What the exercise asks: What lines of the data include the string "中华人民共和国未成年人保护法"? Copy them all.

Records supplied:
- - -
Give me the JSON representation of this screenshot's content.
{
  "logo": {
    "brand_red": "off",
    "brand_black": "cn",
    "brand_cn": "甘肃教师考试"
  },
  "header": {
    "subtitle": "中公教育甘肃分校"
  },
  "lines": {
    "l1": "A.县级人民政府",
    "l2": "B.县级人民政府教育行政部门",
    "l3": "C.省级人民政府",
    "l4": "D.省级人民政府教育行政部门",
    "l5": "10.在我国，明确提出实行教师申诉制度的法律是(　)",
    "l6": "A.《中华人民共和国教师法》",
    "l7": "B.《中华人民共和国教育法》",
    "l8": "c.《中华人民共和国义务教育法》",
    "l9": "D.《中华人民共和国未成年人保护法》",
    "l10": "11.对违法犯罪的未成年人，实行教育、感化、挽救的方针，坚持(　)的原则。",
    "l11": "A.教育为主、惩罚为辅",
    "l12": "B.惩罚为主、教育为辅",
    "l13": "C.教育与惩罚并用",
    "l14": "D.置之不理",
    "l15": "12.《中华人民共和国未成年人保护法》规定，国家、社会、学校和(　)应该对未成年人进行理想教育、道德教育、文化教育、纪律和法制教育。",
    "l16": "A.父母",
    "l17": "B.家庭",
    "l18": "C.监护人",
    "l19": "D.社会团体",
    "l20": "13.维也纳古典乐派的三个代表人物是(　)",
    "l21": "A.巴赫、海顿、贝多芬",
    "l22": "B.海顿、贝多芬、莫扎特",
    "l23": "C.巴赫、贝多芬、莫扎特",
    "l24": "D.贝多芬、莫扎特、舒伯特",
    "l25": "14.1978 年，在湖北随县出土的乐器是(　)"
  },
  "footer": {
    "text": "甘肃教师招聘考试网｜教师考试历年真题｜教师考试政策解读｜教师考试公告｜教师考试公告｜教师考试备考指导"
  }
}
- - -
Solution below:
    "l9": "D.《中华人民共和国未成年人保护法》",
    "l15": "12.《中华人民共和国未成年人保护法》规定，国家、社会、学校和(　)应该对未成年人进行理想教育、道德教育、文化教育、纪律和法制教育。",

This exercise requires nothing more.